WHAT THE TASK REQUIRES: The lines to copy are those with "true" in them. Pull each one from the entries below.

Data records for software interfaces
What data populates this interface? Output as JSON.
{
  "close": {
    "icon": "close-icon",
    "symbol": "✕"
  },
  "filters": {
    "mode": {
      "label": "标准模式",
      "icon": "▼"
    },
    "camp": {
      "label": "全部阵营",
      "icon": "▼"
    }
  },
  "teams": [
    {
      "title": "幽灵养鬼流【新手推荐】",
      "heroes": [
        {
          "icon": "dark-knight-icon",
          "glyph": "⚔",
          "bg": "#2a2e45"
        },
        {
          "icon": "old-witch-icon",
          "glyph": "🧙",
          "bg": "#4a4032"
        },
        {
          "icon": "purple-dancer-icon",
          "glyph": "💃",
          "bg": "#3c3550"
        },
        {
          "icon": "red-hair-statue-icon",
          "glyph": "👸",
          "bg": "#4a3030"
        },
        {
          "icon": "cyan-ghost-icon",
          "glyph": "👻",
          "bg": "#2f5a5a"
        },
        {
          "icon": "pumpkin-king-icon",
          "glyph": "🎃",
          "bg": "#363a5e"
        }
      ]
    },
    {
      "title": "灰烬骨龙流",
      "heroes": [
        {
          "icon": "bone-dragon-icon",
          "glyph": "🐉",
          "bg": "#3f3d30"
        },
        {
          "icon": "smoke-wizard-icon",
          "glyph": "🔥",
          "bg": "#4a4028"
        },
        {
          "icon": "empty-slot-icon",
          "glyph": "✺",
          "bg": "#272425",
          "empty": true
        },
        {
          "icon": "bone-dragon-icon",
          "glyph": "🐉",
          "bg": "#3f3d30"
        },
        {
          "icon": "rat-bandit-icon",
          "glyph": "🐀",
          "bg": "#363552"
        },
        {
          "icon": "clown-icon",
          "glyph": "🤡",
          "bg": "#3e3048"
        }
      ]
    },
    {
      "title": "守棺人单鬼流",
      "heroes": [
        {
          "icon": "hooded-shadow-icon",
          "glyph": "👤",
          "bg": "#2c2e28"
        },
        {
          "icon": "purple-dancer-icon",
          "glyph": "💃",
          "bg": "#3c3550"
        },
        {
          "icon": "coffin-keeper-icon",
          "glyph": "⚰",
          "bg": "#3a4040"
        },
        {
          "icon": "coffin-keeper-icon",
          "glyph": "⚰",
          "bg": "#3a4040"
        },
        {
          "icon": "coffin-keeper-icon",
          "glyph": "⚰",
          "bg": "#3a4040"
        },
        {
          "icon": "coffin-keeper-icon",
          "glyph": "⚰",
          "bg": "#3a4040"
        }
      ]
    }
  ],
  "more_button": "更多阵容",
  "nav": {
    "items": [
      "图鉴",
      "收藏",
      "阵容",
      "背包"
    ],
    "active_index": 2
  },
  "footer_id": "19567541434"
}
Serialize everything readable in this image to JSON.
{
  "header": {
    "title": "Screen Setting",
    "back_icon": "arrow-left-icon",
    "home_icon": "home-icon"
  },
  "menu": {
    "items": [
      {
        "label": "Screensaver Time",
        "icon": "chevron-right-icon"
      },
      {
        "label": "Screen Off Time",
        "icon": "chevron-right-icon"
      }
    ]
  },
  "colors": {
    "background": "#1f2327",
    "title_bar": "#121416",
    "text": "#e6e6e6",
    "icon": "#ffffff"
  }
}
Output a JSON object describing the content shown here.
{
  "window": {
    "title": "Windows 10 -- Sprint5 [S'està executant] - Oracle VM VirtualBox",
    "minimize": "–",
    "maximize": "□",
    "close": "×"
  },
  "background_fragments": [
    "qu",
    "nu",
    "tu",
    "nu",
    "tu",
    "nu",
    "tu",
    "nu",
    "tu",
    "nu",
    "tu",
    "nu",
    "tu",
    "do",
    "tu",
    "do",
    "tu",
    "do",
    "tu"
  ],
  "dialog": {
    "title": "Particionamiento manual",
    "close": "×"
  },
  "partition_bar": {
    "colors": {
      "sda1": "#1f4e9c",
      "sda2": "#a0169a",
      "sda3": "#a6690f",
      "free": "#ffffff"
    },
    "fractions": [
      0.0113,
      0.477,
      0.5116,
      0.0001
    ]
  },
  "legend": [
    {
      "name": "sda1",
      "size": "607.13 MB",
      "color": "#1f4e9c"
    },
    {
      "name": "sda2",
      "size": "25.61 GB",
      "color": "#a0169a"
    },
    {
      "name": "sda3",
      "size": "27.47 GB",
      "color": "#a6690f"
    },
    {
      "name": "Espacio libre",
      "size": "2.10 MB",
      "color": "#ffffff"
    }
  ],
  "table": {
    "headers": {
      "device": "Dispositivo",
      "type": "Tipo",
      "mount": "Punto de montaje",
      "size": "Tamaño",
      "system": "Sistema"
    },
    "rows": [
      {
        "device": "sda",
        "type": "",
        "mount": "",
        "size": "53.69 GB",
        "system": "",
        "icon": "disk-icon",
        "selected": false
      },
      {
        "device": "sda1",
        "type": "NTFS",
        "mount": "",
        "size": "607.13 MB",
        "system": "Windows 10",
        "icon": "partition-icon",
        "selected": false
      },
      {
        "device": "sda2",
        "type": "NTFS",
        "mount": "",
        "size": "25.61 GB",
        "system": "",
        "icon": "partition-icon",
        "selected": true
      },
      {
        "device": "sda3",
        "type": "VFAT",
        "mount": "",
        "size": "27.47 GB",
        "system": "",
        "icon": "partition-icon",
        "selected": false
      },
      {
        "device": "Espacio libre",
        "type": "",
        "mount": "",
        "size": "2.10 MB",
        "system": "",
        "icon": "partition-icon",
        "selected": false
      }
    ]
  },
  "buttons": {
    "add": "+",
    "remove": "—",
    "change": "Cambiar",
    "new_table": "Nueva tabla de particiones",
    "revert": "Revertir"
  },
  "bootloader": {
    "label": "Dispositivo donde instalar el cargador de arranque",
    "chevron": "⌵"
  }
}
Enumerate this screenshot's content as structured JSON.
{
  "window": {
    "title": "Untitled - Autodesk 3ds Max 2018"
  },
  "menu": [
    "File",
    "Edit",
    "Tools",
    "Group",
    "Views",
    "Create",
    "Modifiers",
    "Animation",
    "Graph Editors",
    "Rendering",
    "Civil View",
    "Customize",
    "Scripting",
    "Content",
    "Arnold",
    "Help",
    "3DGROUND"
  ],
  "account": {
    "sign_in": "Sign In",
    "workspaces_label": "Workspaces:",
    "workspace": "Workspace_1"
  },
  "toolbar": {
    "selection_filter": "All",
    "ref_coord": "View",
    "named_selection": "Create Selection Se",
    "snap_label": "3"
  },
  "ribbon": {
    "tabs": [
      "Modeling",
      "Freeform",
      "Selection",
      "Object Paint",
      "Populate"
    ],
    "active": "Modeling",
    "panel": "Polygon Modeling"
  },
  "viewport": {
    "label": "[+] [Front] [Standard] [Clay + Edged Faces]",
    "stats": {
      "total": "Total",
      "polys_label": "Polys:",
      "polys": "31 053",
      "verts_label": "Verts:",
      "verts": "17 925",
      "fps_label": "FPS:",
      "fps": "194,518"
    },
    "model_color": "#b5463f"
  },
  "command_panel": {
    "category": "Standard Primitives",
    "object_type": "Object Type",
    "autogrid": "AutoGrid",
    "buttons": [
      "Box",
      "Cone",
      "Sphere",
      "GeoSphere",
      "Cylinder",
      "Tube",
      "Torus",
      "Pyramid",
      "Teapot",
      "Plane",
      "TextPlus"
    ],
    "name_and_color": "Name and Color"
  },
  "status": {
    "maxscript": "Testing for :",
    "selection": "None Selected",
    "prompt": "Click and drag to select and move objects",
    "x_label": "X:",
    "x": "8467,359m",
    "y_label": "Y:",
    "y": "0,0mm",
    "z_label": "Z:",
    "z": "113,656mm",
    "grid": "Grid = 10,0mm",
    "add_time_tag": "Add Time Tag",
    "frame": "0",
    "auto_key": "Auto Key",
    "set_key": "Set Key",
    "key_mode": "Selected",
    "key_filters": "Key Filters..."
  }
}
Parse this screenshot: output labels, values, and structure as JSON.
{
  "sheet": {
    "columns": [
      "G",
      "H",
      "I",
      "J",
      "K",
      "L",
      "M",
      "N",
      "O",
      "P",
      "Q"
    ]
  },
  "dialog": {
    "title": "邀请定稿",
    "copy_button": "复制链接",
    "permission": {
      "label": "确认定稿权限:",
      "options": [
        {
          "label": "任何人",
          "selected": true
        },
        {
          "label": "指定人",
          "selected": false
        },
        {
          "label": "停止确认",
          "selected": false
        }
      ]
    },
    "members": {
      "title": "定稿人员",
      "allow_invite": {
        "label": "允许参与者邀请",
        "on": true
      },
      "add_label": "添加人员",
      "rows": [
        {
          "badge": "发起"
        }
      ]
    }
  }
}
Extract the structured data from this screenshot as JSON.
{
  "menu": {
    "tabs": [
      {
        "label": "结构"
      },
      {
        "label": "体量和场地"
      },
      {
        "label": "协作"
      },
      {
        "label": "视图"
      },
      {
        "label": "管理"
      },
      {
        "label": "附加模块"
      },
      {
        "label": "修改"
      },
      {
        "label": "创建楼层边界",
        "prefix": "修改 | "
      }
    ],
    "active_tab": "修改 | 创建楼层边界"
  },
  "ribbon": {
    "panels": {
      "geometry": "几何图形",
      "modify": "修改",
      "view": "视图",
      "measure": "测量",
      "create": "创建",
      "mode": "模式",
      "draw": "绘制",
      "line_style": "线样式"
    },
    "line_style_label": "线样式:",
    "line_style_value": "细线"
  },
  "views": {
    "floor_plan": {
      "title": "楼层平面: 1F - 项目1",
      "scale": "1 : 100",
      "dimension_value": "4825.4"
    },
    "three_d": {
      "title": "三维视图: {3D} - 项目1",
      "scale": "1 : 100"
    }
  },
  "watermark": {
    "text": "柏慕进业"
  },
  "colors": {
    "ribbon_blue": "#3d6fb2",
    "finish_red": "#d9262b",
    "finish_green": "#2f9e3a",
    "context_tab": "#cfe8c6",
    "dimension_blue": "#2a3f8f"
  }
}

EXPECTED ANSWER:
          "empty": true
        "selected": true
          "selected": true
        "on": true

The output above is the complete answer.